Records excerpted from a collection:
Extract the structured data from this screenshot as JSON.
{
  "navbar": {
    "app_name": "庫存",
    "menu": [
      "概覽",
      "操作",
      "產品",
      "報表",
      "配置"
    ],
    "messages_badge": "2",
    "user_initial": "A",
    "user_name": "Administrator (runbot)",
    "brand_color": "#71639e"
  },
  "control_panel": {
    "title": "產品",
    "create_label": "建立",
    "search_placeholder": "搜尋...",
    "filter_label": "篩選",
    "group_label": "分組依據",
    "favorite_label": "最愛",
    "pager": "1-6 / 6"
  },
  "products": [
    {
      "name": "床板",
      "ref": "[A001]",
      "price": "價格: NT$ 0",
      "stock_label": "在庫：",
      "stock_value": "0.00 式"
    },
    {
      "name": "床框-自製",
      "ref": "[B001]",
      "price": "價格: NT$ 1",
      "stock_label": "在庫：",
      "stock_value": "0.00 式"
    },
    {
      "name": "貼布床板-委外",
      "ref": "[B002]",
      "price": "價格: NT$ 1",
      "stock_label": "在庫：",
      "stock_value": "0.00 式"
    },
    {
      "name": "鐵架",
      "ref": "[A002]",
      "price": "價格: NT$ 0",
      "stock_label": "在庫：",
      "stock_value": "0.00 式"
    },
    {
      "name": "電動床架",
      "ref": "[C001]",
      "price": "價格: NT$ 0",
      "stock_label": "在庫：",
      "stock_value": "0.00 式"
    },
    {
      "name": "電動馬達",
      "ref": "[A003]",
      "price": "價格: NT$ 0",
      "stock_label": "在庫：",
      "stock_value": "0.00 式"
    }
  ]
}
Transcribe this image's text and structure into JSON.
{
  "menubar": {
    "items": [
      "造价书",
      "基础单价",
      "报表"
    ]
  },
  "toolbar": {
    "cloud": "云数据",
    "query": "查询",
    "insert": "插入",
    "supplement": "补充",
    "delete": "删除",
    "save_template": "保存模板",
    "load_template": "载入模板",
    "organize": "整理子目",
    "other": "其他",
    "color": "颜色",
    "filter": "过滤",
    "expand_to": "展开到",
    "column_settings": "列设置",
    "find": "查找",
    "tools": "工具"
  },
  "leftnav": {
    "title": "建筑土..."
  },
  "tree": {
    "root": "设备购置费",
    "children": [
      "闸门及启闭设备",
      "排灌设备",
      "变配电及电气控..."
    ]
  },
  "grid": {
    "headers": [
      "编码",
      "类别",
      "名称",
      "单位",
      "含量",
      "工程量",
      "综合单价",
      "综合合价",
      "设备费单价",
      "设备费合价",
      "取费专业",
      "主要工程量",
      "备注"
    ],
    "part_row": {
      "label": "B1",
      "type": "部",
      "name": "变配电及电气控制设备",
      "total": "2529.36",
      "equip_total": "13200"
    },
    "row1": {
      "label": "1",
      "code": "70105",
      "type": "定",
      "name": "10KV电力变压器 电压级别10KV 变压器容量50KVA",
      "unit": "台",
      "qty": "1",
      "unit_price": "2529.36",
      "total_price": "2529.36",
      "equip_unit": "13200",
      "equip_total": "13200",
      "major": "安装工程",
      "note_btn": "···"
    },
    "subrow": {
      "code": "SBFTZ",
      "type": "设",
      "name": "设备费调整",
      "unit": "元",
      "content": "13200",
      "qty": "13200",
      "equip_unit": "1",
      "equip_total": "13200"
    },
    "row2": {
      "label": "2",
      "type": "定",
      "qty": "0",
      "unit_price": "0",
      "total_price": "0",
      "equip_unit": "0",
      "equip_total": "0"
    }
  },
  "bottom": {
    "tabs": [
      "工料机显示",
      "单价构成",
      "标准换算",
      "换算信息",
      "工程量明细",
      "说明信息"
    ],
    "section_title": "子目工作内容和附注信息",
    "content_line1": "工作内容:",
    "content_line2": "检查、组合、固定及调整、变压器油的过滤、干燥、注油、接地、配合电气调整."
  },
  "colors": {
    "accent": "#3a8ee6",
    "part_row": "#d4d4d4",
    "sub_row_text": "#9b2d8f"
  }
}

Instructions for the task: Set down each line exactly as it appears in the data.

Output below:
Extract the structured data from this screenshot as JSON.
{
  "navbar": {
    "app_name": "庫存",
    "menu": [
      "概覽",
      "操作",
      "產品",
      "報表",
      "配置"
    ],
    "messages_badge": "2",
    "user_initial": "A",
    "user_name": "Administrator (runbot)",
    "brand_color": "#71639e"
  },
  "control_panel": {
    "title": "產品",
    "create_label": "建立",
    "search_placeholder": "搜尋...",
    "filter_label": "篩選",
    "group_label": "分組依據",
    "favorite_label": "最愛",
    "pager": "1-6 / 6"
  },
  "products": [
    {
      "name": "床板",
      "ref": "[A001]",
      "price": "價格: NT$ 0",
      "stock_label": "在庫：",
      "stock_value": "0.00 式"
    },
    {
      "name": "床框-自製",
      "ref": "[B001]",
      "price": "價格: NT$ 1",
      "stock_label": "在庫：",
      "stock_value": "0.00 式"
    },
    {
      "name": "貼布床板-委外",
      "ref": "[B002]",
      "price": "價格: NT$ 1",
      "stock_label": "在庫：",
      "stock_value": "0.00 式"
    },
    {
      "name": "鐵架",
      "ref": "[A002]",
      "price": "價格: NT$ 0",
      "stock_label": "在庫：",
      "stock_value": "0.00 式"
    },
    {
      "name": "電動床架",
      "ref": "[C001]",
      "price": "價格: NT$ 0",
      "stock_label": "在庫：",
      "stock_value": "0.00 式"
    },
    {
      "name": "電動馬達",
      "ref": "[A003]",
      "price": "價格: NT$ 0",
      "stock_label": "在庫：",
      "stock_value": "0.00 式"
    }
  ]
}
Transcribe this image's text and structure into JSON.
{
  "menubar": {
    "items": [
      "造价书",
      "基础单价",
      "报表"
    ]
  },
  "toolbar": {
    "cloud": "云数据",
    "query": "查询",
    "insert": "插入",
    "supplement": "补充",
    "delete": "删除",
    "save_template": "保存模板",
    "load_template": "载入模板",
    "organize": "整理子目",
    "other": "其他",
    "color": "颜色",
    "filter": "过滤",
    "expand_to": "展开到",
    "column_settings": "列设置",
    "find": "查找",
    "tools": "工具"
  },
  "leftnav": {
    "title": "建筑土..."
  },
  "tree": {
    "root": "设备购置费",
    "children": [
      "闸门及启闭设备",
      "排灌设备",
      "变配电及电气控..."
    ]
  },
  "grid": {
    "headers": [
      "编码",
      "类别",
      "名称",
      "单位",
      "含量",
      "工程量",
      "综合单价",
      "综合合价",
      "设备费单价",
      "设备费合价",
      "取费专业",
      "主要工程量",
      "备注"
    ],
    "part_row": {
      "label": "B1",
      "type": "部",
      "name": "变配电及电气控制设备",
      "total": "2529.36",
      "equip_total": "13200"
    },
    "row1": {
      "label": "1",
      "code": "70105",
      "type": "定",
      "name": "10KV电力变压器 电压级别10KV 变压器容量50KVA",
      "unit": "台",
      "qty": "1",
      "unit_price": "2529.36",
      "total_price": "2529.36",
      "equip_unit": "13200",
      "equip_total": "13200",
      "major": "安装工程",
      "note_btn": "···"
    },
    "subrow": {
      "code": "SBFTZ",
      "type": "设",
      "name": "设备费调整",
      "unit": "元",
      "content": "13200",
      "qty": "13200",
      "equip_unit": "1",
      "equip_total": "13200"
    },
    "row2": {
      "label": "2",
      "type": "定",
      "qty": "0",
      "unit_price": "0",
      "total_price": "0",
      "equip_unit": "0",
      "equip_total": "0"
    }
  },
  "bottom": {
    "tabs": [
      "工料机显示",
      "单价构成",
      "标准换算",
      "换算信息",
      "工程量明细",
      "说明信息"
    ],
    "section_title": "子目工作内容和附注信息",
    "content_line1": "工作内容:",
    "content_line2": "检查、组合、固定及调整、变压器油的过滤、干燥、注油、接地、配合电气调整."
  },
  "colors": {
    "accent": "#3a8ee6",
    "part_row": "#d4d4d4",
    "sub_row_text": "#9b2d8f"
  }
}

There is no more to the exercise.